Institut Imagine, Paris, France

Network inference as a new approach to better understand transcriptomic pathways engaged upon dendritic cell response to HIV infection

 

HIV-1 in the presence of Vpx engages an intrinsic signaling response in human Dendritic Cells (DCs). It remains unclear how multiple transcription factors (TFs) downstream of innate immune sensing regulate the differential expression of hundreds of innate immune genes, production of type I interferon, and DC maturation. Under a spectrum of innate immune and viral perturbations, we used the power of machine learning algorithms (Inferelator) combined with the generation of “Big data” (Whole transcriptomic (RNA-seq) and chromatin accessibility changes (ATAC-seq)) to better understand how HIV-1 is sensed by human DCs and how this sensing by the innate immune system leads to type I IFN production and DC maturation.
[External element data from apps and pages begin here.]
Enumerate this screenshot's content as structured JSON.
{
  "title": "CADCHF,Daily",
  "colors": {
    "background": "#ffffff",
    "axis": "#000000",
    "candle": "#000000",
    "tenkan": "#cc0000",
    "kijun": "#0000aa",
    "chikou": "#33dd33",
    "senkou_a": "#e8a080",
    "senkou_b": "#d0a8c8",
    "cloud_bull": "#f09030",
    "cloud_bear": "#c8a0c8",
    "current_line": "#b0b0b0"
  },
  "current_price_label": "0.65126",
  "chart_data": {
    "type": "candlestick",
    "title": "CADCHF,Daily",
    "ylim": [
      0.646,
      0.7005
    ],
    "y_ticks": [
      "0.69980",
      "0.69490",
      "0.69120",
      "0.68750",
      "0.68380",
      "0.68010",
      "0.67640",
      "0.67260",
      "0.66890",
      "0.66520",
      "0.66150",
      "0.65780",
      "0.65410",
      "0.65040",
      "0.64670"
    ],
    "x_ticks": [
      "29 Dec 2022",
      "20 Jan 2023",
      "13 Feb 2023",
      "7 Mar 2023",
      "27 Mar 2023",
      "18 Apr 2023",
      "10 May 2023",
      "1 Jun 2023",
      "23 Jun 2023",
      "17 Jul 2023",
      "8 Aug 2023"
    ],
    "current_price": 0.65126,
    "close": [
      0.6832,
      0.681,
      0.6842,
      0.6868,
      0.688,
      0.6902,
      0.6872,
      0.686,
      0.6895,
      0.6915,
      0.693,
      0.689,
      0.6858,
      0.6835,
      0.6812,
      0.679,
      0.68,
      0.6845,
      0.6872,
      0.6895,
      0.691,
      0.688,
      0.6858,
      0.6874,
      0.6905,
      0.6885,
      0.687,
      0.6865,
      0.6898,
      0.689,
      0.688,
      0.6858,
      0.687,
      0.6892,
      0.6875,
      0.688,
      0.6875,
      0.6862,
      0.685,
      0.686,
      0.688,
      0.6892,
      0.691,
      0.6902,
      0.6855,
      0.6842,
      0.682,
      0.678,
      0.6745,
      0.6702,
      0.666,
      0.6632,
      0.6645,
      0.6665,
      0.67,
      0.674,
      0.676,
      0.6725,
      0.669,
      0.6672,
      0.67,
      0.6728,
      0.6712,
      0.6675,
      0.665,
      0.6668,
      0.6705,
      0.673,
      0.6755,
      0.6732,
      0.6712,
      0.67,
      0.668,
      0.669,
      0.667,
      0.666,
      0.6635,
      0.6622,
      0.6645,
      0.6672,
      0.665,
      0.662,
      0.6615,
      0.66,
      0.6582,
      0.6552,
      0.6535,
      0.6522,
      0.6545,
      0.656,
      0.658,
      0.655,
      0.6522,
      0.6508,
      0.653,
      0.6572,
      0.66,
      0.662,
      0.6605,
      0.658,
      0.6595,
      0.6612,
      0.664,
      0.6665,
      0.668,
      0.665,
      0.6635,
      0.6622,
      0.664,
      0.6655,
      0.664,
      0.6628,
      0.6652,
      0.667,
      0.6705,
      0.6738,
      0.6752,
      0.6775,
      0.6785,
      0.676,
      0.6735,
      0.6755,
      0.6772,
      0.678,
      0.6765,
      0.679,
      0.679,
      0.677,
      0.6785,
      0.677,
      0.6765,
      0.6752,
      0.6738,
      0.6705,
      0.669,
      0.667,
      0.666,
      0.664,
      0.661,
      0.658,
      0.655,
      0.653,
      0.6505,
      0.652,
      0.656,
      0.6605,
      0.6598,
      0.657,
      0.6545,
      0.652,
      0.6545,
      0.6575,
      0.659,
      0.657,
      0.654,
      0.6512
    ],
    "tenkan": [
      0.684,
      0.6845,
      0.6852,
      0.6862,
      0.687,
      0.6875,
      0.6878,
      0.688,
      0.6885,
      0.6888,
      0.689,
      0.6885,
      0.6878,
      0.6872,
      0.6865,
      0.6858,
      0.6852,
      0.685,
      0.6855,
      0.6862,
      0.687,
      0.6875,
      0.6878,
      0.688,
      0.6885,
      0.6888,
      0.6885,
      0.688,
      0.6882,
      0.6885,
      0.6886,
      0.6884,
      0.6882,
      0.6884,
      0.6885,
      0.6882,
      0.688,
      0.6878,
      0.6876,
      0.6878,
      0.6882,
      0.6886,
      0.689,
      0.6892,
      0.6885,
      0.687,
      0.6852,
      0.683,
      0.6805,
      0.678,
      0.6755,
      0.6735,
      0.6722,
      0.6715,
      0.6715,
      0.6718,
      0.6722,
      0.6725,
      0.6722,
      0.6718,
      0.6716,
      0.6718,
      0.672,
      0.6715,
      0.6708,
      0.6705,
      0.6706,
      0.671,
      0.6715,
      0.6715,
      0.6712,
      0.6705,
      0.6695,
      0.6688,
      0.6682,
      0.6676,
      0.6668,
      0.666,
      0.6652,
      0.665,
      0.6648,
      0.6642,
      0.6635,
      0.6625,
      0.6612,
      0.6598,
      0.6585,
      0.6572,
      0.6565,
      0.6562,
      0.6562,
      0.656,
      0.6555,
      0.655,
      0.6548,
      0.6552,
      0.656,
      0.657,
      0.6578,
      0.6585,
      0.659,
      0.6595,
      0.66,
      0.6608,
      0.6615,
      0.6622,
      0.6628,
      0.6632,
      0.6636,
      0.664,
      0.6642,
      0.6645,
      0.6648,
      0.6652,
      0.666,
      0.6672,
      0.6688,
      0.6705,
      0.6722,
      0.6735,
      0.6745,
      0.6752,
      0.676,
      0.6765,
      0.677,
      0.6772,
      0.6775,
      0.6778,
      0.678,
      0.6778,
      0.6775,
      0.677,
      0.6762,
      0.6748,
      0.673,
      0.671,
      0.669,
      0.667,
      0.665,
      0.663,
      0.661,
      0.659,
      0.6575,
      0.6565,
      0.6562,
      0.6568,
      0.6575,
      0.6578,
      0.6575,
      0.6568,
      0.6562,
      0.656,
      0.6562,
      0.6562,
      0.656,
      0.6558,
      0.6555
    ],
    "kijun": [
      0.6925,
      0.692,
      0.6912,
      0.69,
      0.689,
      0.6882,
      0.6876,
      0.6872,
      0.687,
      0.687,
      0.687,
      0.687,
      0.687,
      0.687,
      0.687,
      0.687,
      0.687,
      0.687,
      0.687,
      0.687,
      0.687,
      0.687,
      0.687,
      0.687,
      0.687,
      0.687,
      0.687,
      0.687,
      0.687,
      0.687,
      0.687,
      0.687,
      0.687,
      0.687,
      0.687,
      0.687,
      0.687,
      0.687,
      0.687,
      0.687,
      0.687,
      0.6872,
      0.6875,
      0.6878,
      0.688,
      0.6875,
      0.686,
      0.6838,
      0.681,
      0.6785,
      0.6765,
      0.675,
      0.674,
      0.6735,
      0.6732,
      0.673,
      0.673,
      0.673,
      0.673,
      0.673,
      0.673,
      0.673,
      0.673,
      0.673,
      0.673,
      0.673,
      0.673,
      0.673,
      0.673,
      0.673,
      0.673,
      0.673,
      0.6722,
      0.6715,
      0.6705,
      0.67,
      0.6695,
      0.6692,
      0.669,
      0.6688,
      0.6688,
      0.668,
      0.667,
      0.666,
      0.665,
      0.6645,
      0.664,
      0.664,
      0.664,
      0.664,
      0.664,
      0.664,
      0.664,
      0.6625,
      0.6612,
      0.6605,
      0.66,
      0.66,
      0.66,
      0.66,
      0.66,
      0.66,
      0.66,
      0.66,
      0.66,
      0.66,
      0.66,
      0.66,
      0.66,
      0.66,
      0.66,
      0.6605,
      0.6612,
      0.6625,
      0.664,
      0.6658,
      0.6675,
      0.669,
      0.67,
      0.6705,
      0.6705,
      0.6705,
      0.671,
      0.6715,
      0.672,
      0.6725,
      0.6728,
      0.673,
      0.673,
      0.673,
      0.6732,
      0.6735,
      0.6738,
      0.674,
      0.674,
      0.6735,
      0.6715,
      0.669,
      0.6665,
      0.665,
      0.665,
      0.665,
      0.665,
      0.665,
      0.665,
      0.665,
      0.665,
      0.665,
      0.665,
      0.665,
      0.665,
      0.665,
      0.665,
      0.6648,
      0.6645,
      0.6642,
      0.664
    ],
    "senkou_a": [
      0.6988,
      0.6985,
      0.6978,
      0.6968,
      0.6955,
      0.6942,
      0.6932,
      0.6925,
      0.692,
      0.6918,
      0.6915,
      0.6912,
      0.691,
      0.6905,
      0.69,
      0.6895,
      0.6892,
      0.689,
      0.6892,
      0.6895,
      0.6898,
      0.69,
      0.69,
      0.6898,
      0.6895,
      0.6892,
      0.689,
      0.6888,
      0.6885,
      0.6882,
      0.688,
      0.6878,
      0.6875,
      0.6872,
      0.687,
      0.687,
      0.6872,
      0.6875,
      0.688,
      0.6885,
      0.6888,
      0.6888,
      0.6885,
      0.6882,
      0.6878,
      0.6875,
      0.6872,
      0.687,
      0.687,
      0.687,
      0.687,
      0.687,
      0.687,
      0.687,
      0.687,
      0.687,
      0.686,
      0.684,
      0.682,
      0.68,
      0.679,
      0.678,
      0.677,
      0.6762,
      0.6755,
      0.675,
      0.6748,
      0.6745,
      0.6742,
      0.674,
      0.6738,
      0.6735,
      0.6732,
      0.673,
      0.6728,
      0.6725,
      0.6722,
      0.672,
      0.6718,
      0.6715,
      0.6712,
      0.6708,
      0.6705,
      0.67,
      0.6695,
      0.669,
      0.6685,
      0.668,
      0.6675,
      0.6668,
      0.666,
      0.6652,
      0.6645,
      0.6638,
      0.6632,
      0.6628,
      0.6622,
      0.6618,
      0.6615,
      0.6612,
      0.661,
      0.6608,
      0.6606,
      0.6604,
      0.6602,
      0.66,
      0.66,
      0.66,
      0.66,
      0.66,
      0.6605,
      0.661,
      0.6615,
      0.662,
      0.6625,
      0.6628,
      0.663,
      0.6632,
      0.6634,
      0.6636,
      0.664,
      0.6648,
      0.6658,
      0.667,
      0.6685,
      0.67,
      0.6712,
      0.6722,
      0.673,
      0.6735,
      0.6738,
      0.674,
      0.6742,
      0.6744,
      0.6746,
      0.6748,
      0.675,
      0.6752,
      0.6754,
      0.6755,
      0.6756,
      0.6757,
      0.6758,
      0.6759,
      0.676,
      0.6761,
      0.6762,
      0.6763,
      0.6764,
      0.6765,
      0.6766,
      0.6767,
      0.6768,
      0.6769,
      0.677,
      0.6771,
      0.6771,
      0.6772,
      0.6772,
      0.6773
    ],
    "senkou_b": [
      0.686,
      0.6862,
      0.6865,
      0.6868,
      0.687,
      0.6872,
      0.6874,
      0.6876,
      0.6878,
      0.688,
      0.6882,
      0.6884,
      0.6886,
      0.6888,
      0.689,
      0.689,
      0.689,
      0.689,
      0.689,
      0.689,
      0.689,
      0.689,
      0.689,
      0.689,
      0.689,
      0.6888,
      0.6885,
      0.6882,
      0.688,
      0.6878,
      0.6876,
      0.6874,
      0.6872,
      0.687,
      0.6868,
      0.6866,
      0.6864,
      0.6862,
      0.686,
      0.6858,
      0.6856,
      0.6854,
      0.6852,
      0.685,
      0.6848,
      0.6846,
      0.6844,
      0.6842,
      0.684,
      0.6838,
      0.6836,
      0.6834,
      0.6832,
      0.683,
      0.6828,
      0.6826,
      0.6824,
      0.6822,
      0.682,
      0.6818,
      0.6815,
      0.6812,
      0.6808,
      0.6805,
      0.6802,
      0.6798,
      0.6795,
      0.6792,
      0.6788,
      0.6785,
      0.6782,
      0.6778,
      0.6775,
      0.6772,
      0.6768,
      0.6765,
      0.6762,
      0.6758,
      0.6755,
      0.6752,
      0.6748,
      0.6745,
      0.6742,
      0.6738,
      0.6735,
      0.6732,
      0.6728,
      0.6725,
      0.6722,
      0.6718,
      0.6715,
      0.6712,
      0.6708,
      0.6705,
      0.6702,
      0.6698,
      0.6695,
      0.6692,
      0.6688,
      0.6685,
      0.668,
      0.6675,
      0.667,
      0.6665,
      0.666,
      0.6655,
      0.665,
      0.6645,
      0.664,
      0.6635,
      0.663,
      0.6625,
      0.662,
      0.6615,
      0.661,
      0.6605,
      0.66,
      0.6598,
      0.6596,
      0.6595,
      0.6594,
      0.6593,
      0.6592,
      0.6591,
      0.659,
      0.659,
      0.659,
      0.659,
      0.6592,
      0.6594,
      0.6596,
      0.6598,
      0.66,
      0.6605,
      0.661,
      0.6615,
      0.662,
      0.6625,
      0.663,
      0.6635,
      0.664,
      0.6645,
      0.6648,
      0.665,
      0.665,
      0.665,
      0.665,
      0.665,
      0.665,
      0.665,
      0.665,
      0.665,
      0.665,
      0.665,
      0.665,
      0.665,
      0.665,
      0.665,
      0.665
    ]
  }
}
We have inferred a dynamic computational model that describes the molecular-level regulation of 542 TFs predicted to control the expression of 21,862 targets with close to 75,000 regulatory edges, following HIV-1 infection in human dendritic cells (Fig 1). Using a Louvain Modularity clustering algorithm, we partition the network into ten major TFs and gene target “neighbourhoods,” with three of these neighbourhoods populated with interferon regulator factors (IRFs), nuclear factor-kB (NF-kB) family members, and unexpected TFs that appear hyperactive during the innate response.  Validation of network nodes through genetic perturbation and RNA-sequencing on sorted cell populations reveals that separate TFs families control interferon production and DC maturation. This network highlights how the innate response depends on the coordinated action of multiple TFs and provides a resource for interrogation of key pathways that regulate HIV replication and innate immunity.

Selected references

  • Ménager MM and Littman DR (2016) Actin dynamics regulates dendritic cell-mediated transfer of HIV-1 to T cells. Cell 164, :695-709
  • Côte M*, Ménager MM* et al. (2009) Munc18-2 deficiency causes familial hemophagocytic lymphohistiocytosis type 5 and impairs cytotoxic granule exocytosis in patient NK cells. J Clin Invest 119, 3765-73
  • Ménager MM et al. (2007) Secretory cytotoxic granule maturation and exocytosis require the effector protein hMunc13-4. Nat Immunol 8, 257-67

Contact : Etienne Meunier (meunier@ipbs.fr) / Christel Verollet (verollet@ipbs.fr)

Note for visitors: Please come with a valid identity card

11 Dec

10:00 - 12:00

Seminar room - IPBS - Campus 205